What Would a No-Deal Brexit Mean for International Business?
President of the European Council, Donald Tusk, has said that a no-deal scenario would be bad for everyone, particularly the UK. Despite this, it is still a possible outcome as the UK approaches its 2019 deadline.
The chances of no formal agreement being reached might seem low, but many businesses are anxious about the lack of progress in negotiations, and the consequences of a no-deal would be far-reaching, and for companies going international, it’s a risk they want to be prepared for.
The UK government has been careful to say that it is not seeking a ‘no deal’ outcome, but that it has to be prepared for all eventualities. But Theresa May’s infamous comment that “no deal is better than a bad deal” has certainly fanned the flames.
A no-deal scenario would certainly require businesses to be more vigilant, especially those with plans for international market expansion. With an absence of a trade agreement with the EU, the UK will have to revert to the rules of the World Trade Organisation.
This means tariffs would be imposed on goods the UK sends to the EU, and vice versa. On industrial products, tariffs would be around two to three per cent, and up to 40 per cent for agricultural products. The EU Commissions has described this scenario as “significant drawback compared to the current level of market integration”.
The EU Commission has warned that a no-deal Brexit will probably impact European supply chains. Financial businesses would lose their passporting rights, meaning they would no longer be permitted to sell any of their services across the EU without a license in each country. They would have to apply for this for individual countries.
The EU will also no longer recognise many products that have been tested, certified or registered in the UK. For products in highly regulated sectors, such as chemicals and pharma, this could have a significant impact.
Overall, it’s been predicted that a no-deal would be a major test of the UK economy, and the UK could be forced into emergency interest rate cuts. A no-deal would hit financial services particularly hard, since it makes up a large part of the UK’s economy.
While no one is sure which way negotiations will go just yet, the deadline is fast approaching – and the EU Commission has advised businesses to prepare for the possibility of a no-deal.
How Galvin International Can Help Your Business
In uncertain times, having the right guidance can be crucial to the success of your international expansion. The experts at Galvin International have the experience and in-depth knowledge to help steer your company through the choppy waters of Brexit. We advise on your situation, and can also assist with on-ground implementation such as setting up a legal entity abroad.
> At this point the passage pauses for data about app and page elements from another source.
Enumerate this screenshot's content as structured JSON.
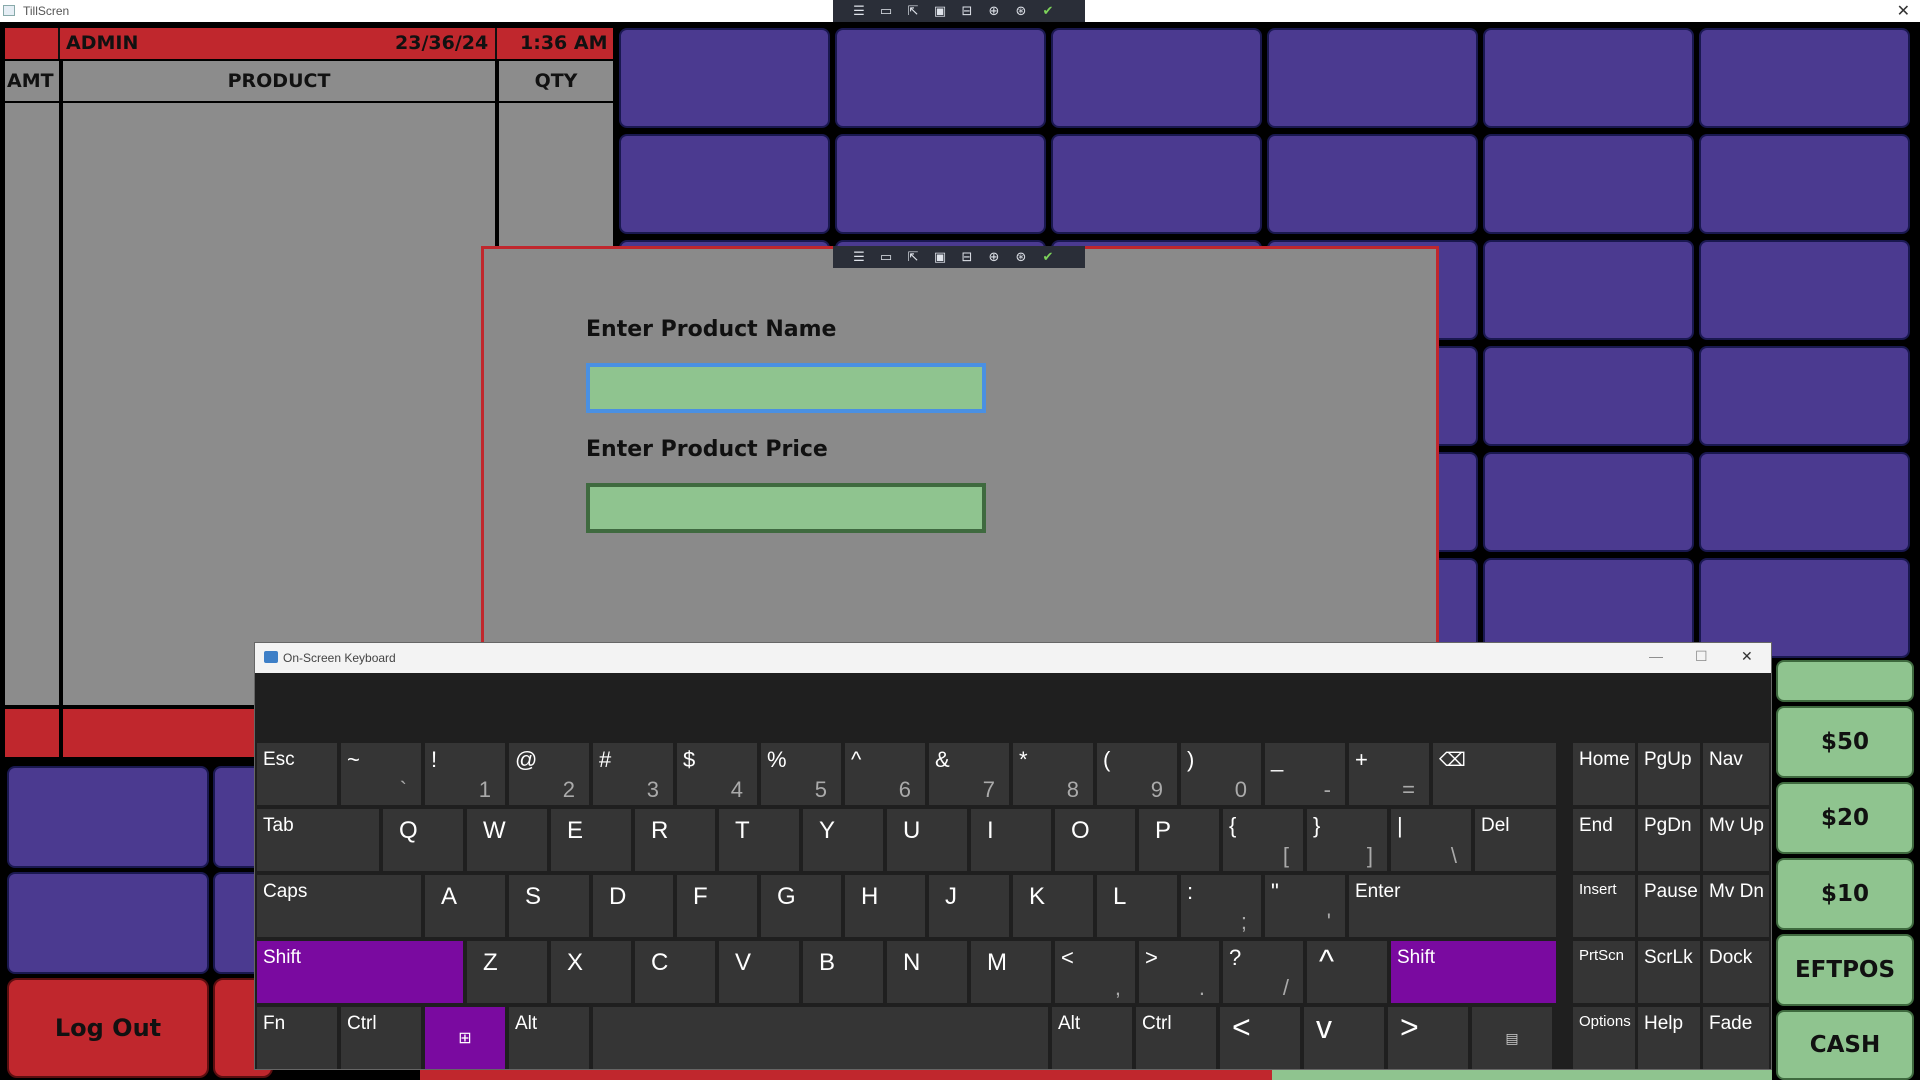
{
  "window": {
    "title": "TillScren"
  },
  "header": {
    "user": "ADMIN",
    "date": "23/36/24",
    "time": "1:36 AM"
  },
  "columns": {
    "amt": "AMT",
    "product": "PRODUCT",
    "qty": "QTY"
  },
  "buttons": {
    "logout": "Log Out"
  },
  "payment": [
    "$50",
    "$20",
    "$10",
    "EFTPOS",
    "CASH"
  ],
  "dialog": {
    "name_label": "Enter Product Name",
    "name_value": "",
    "price_label": "Enter Product Price",
    "price_value": ""
  },
  "osk": {
    "title": "On-Screen Keyboard",
    "row1": [
      {
        "t": "Esc"
      },
      {
        "t": "~",
        "b": "`"
      },
      {
        "t": "!",
        "b": "1"
      },
      {
        "t": "@",
        "b": "2"
      },
      {
        "t": "#",
        "b": "3"
      },
      {
        "t": "$",
        "b": "4"
      },
      {
        "t": "%",
        "b": "5"
      },
      {
        "t": "^",
        "b": "6"
      },
      {
        "t": "&",
        "b": "7"
      },
      {
        "t": "*",
        "b": "8"
      },
      {
        "t": "(",
        "b": "9"
      },
      {
        "t": ")",
        "b": "0"
      },
      {
        "t": "_",
        "b": "-"
      },
      {
        "t": "+",
        "b": "="
      },
      {
        "t": "⌫"
      }
    ],
    "row2": [
      {
        "t": "Tab"
      },
      {
        "m": "Q"
      },
      {
        "m": "W"
      },
      {
        "m": "E"
      },
      {
        "m": "R"
      },
      {
        "m": "T"
      },
      {
        "m": "Y"
      },
      {
        "m": "U"
      },
      {
        "m": "I"
      },
      {
        "m": "O"
      },
      {
        "m": "P"
      },
      {
        "t": "{",
        "b": "["
      },
      {
        "t": "}",
        "b": "]"
      },
      {
        "t": "|",
        "b": "\\"
      },
      {
        "t": "Del"
      }
    ],
    "row3": [
      {
        "t": "Caps"
      },
      {
        "m": "A"
      },
      {
        "m": "S"
      },
      {
        "m": "D"
      },
      {
        "m": "F"
      },
      {
        "m": "G"
      },
      {
        "m": "H"
      },
      {
        "m": "J"
      },
      {
        "m": "K"
      },
      {
        "m": "L"
      },
      {
        "t": ":",
        "b": ";"
      },
      {
        "t": "\"",
        "b": "'"
      },
      {
        "t": "Enter"
      }
    ],
    "row4": [
      {
        "t": "Shift"
      },
      {
        "m": "Z"
      },
      {
        "m": "X"
      },
      {
        "m": "C"
      },
      {
        "m": "V"
      },
      {
        "m": "B"
      },
      {
        "m": "N"
      },
      {
        "m": "M"
      },
      {
        "t": "<",
        "b": ","
      },
      {
        "t": ">",
        "b": "."
      },
      {
        "t": "?",
        "b": "/"
      },
      {
        "a": "^"
      },
      {
        "t": "Shift"
      }
    ],
    "row5": [
      {
        "t": "Fn"
      },
      {
        "t": "Ctrl"
      },
      {
        "w": "⊞"
      },
      {
        "t": "Alt"
      },
      {
        "t": ""
      },
      {
        "t": "Alt"
      },
      {
        "t": "Ctrl"
      },
      {
        "a": "<"
      },
      {
        "a": "v"
      },
      {
        "a": ">"
      },
      {
        "c": "▤"
      }
    ],
    "nav": [
      [
        "Home",
        "PgUp",
        "Nav"
      ],
      [
        "End",
        "PgDn",
        "Mv Up"
      ],
      [
        "Insert",
        "Pause",
        "Mv Dn"
      ],
      [
        "PrtScn",
        "ScrLk",
        "Dock"
      ],
      [
        "Options",
        "Help",
        "Fade"
      ]
    ]
  }
}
Get in touch with us today to discover how your company can thrive overseas.